• [Aim of the task]:
Output the data in full. Keep every entry exactly as written.

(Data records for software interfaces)
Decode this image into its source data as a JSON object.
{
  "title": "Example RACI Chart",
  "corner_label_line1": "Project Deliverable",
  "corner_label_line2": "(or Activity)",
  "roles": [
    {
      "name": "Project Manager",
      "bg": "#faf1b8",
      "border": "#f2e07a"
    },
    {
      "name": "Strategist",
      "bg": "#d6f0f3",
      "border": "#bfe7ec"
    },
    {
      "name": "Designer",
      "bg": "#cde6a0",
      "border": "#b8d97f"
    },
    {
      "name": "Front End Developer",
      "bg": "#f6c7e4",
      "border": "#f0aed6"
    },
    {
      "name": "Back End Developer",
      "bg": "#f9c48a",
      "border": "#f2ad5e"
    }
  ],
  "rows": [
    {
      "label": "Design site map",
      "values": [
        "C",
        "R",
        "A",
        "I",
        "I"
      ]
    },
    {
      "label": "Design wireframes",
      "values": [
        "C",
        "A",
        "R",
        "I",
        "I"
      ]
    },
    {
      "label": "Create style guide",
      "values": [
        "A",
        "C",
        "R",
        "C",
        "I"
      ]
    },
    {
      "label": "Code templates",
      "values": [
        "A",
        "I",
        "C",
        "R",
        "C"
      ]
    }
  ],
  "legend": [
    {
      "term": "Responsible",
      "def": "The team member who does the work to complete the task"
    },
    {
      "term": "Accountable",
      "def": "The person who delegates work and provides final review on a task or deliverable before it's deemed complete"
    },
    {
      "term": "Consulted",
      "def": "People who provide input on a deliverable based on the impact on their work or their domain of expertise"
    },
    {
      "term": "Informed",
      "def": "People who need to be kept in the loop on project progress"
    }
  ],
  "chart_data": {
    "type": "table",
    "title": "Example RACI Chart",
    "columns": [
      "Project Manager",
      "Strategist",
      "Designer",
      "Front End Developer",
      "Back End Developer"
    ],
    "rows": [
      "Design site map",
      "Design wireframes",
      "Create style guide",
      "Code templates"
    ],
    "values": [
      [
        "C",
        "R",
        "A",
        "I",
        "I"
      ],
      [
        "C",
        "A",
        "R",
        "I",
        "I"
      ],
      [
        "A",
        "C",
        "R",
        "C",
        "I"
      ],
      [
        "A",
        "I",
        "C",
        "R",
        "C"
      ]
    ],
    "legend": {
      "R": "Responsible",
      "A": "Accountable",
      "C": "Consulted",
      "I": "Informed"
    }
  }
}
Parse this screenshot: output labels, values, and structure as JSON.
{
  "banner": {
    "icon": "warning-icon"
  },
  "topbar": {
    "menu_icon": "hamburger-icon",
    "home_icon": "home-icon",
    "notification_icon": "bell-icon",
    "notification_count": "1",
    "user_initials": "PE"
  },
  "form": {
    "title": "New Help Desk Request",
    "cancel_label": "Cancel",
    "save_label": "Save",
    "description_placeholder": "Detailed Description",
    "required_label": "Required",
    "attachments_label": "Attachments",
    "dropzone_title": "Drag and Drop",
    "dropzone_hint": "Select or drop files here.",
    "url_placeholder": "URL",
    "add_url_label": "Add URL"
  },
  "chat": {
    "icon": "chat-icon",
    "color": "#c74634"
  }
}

• [Solution to the exercise]:
Decode this image into its source data as a JSON object.
{
  "title": "Example RACI Chart",
  "corner_label_line1": "Project Deliverable",
  "corner_label_line2": "(or Activity)",
  "roles": [
    {
      "name": "Project Manager",
      "bg": "#faf1b8",
      "border": "#f2e07a"
    },
    {
      "name": "Strategist",
      "bg": "#d6f0f3",
      "border": "#bfe7ec"
    },
    {
      "name": "Designer",
      "bg": "#cde6a0",
      "border": "#b8d97f"
    },
    {
      "name": "Front End Developer",
      "bg": "#f6c7e4",
      "border": "#f0aed6"
    },
    {
      "name": "Back End Developer",
      "bg": "#f9c48a",
      "border": "#f2ad5e"
    }
  ],
  "rows": [
    {
      "label": "Design site map",
      "values": [
        "C",
        "R",
        "A",
        "I",
        "I"
      ]
    },
    {
      "label": "Design wireframes",
      "values": [
        "C",
        "A",
        "R",
        "I",
        "I"
      ]
    },
    {
      "label": "Create style guide",
      "values": [
        "A",
        "C",
        "R",
        "C",
        "I"
      ]
    },
    {
      "label": "Code templates",
      "values": [
        "A",
        "I",
        "C",
        "R",
        "C"
      ]
    }
  ],
  "legend": [
    {
      "term": "Responsible",
      "def": "The team member who does the work to complete the task"
    },
    {
      "term": "Accountable",
      "def": "The person who delegates work and provides final review on a task or deliverable before it's deemed complete"
    },
    {
      "term": "Consulted",
      "def": "People who provide input on a deliverable based on the impact on their work or their domain of expertise"
    },
    {
      "term": "Informed",
      "def": "People who need to be kept in the loop on project progress"
    }
  ],
  "chart_data": {
    "type": "table",
    "title": "Example RACI Chart",
    "columns": [
      "Project Manager",
      "Strategist",
      "Designer",
      "Front End Developer",
      "Back End Developer"
    ],
    "rows": [
      "Design site map",
      "Design wireframes",
      "Create style guide",
      "Code templates"
    ],
    "values": [
      [
        "C",
        "R",
        "A",
        "I",
        "I"
      ],
      [
        "C",
        "A",
        "R",
        "I",
        "I"
      ],
      [
        "A",
        "C",
        "R",
        "C",
        "I"
      ],
      [
        "A",
        "I",
        "C",
        "R",
        "C"
      ]
    ],
    "legend": {
      "R": "Responsible",
      "A": "Accountable",
      "C": "Consulted",
      "I": "Informed"
    }
  }
}
Parse this screenshot: output labels, values, and structure as JSON.
{
  "banner": {
    "icon": "warning-icon"
  },
  "topbar": {
    "menu_icon": "hamburger-icon",
    "home_icon": "home-icon",
    "notification_icon": "bell-icon",
    "notification_count": "1",
    "user_initials": "PE"
  },
  "form": {
    "title": "New Help Desk Request",
    "cancel_label": "Cancel",
    "save_label": "Save",
    "description_placeholder": "Detailed Description",
    "required_label": "Required",
    "attachments_label": "Attachments",
    "dropzone_title": "Drag and Drop",
    "dropzone_hint": "Select or drop files here.",
    "url_placeholder": "URL",
    "add_url_label": "Add URL"
  },
  "chat": {
    "icon": "chat-icon",
    "color": "#c74634"
  }
}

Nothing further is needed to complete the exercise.